**About this exercise:**
Copy out each line of the data that includes the string "title".

**Data for this task:**
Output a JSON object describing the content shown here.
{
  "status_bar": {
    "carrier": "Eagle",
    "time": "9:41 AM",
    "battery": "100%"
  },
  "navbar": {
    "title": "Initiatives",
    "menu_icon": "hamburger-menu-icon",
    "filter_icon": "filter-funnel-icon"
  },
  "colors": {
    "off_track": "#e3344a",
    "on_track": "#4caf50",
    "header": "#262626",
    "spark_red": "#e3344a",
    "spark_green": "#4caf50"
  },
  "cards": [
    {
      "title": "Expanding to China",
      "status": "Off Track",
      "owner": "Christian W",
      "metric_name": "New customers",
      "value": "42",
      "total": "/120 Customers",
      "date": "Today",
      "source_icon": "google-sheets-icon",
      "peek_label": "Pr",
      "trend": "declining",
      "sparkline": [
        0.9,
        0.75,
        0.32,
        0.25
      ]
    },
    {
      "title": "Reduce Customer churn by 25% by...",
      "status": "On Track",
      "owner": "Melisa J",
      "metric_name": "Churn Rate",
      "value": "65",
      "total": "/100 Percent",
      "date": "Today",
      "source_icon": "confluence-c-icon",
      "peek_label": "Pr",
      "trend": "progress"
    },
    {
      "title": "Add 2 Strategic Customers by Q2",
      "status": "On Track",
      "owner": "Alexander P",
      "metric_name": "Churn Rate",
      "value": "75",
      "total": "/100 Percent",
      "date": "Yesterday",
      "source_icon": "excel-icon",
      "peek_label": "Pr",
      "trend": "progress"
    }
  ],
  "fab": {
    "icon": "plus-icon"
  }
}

**Completed task:**
    "title": "Initiatives",
      "title": "Expanding to China",
      "title": "Reduce Customer churn by 25% by...",
      "title": "Add 2 Strategic Customers by Q2",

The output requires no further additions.